Why do bats sleep upside down?

Why do bats sleep upside down?

This seemingly gravity-defying act has sparked numerous questions: Why do bats sleep upside down? What purpose does it serve in their daily lives?

Anatomy and Adaptations

To understand why bats choose to sleep upside down, we must first examine their unique anatomy and adaptations. Unlike birds, bats cannot take off from the ground, and their hind limbs are not adapted for walking.

Instead, they have evolved to be expert fliers, equipped with elongated fingers and a thin membrane of skin, forming wings. Hanging upside down provides a convenient launch position for these flying mammals, allowing them to take flight more efficiently.

Energy Conservation

Sleeping upside down is not just a matter of convenience for bats; it’s also a strategic choice for energy conservation. Bats are primarily nocturnal animals, meaning they are most active during the night. By hanging upside down, they can quickly transition from sleep to flight without expending much energy. This adaptation is crucial for their survival, enabling them to conserve valuable resources for hunting and navigating the night skies.

Safety and Stealth

Bats face numerous predators in the wild, ranging from owls to larger birds and ground-dwelling mammals. Sleeping upside down serves as a natural defense mechanism, keeping bats out of reach of many potential threats.

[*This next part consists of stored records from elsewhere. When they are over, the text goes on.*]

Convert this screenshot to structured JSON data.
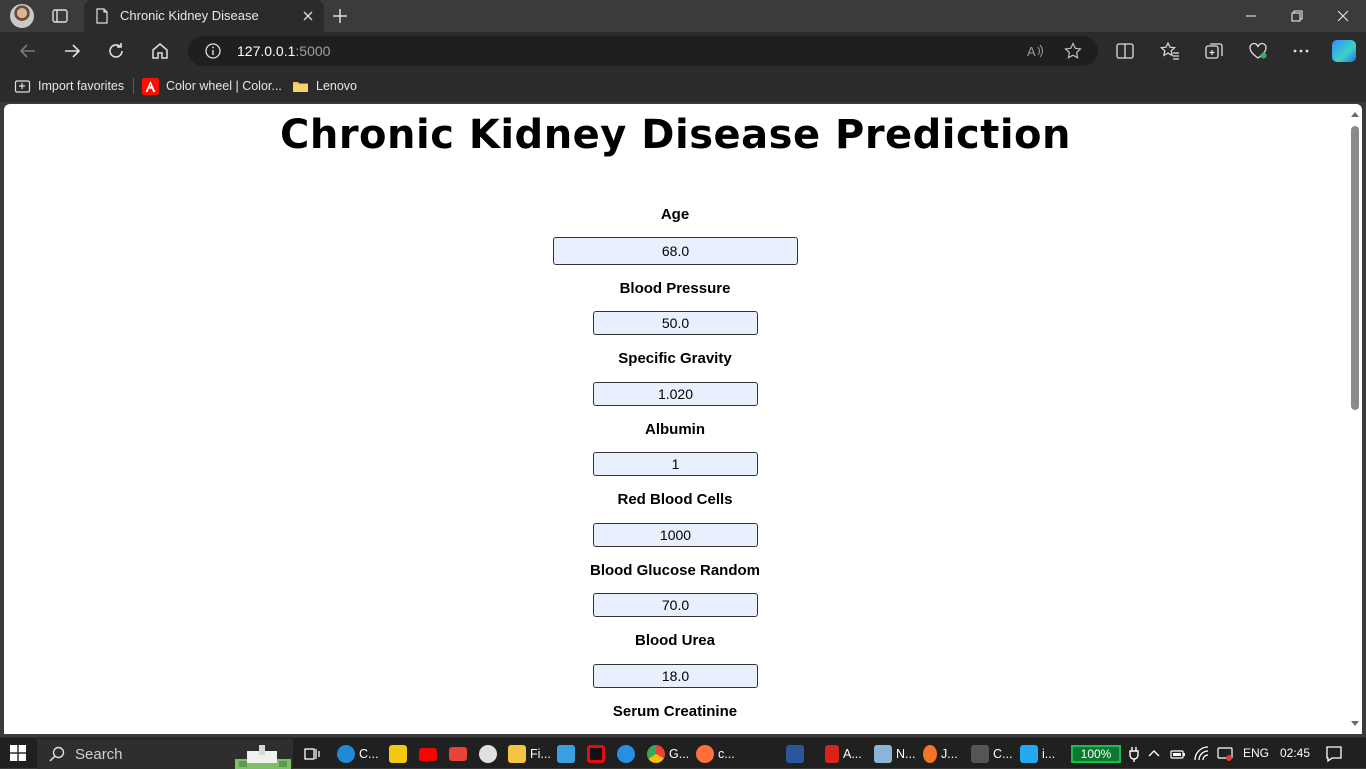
{
  "browser": {
    "tab": {
      "title": "Chronic Kidney Disease"
    },
    "address": {
      "host": "127.0.0.1",
      "port": ":5000"
    },
    "favorites": [
      {
        "label": "Import favorites",
        "icon": "import-favorites-icon"
      },
      {
        "label": "Color wheel | Color...",
        "icon": "adobe-icon"
      },
      {
        "label": "Lenovo",
        "icon": "folder-icon"
      }
    ]
  },
  "page": {
    "title": "Chronic Kidney Disease Prediction",
    "fields": [
      {
        "label": "Age",
        "value": "68.0"
      },
      {
        "label": "Blood Pressure",
        "value": "50.0"
      },
      {
        "label": "Specific Gravity",
        "value": "1.020"
      },
      {
        "label": "Albumin",
        "value": "1"
      },
      {
        "label": "Red Blood Cells",
        "value": "1000"
      },
      {
        "label": "Blood Glucose Random",
        "value": "70.0"
      },
      {
        "label": "Blood Urea",
        "value": "18.0"
      },
      {
        "label": "Serum Creatinine",
        "value": ""
      }
    ]
  },
  "taskbar": {
    "search_label": "Search",
    "apps": [
      {
        "label": "C...",
        "icon": "edge-icon",
        "color": "#1f8ad6"
      },
      {
        "label": "",
        "icon": "store-icon",
        "color": "#f2c811"
      },
      {
        "label": "",
        "icon": "youtube-icon",
        "color": "#ff0000"
      },
      {
        "label": "",
        "icon": "gmail-icon",
        "color": "#ea4335"
      },
      {
        "label": "",
        "icon": "chrome-app-icon",
        "color": "#e0e0e0"
      },
      {
        "label": "Fi...",
        "icon": "file-explorer-icon",
        "color": "#f4c542"
      },
      {
        "label": "",
        "icon": "remote-desktop-icon",
        "color": "#3aa0e0"
      },
      {
        "label": "",
        "icon": "netflix-icon",
        "color": "#e50914"
      },
      {
        "label": "",
        "icon": "internet-explorer-icon",
        "color": "#2a8ee0"
      },
      {
        "label": "G...",
        "icon": "chrome-icon",
        "color": "#34a853"
      },
      {
        "label": "c...",
        "icon": "firefox-icon",
        "color": "#ff7139"
      },
      {
        "label": "",
        "icon": "word-icon",
        "color": "#2b579a"
      },
      {
        "label": "A...",
        "icon": "acrobat-icon",
        "color": "#d9241b"
      },
      {
        "label": "N...",
        "icon": "notepad-icon",
        "color": "#8ab4d8"
      },
      {
        "label": "J...",
        "icon": "jupyter-icon",
        "color": "#f37626"
      },
      {
        "label": "C...",
        "icon": "terminal-icon",
        "color": "#555555"
      },
      {
        "label": "i...",
        "icon": "vscode-icon",
        "color": "#23a9f2"
      }
    ],
    "battery": "100%",
    "language": "ENG",
    "time": "02:45"
  }
}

Their roosting spots, often found in secluded and hard-to-reach places, provide an added layer of safety. Additionally, hanging upside down allows bats to blend seamlessly with their surroundings, enhancing their stealth and reducing the risk of detection by predators.

Social Dynamics

Beyond individual survival, the upside-down sleeping position has implications for the social dynamics of bat colonies. Bats are social creatures that often roost in large groups. Hanging upside down in close proximity to each other not only maximizes the use of available roosting space but also facilitates social interactions. This communal arrangement allows for efficient communication and bonding among colony members, contributing to the overall well-being and success of the group.


Maintaining an optimal body temperature is crucial for the well-being of all animals, and bats are no exception. Sleeping upside down aids in thermoregulation by minimizing the surface area exposed to the environment. This position reduces heat loss, especially during cool nights, helping bats conserve energy that would otherwise be expended in maintaining a stable body temperature.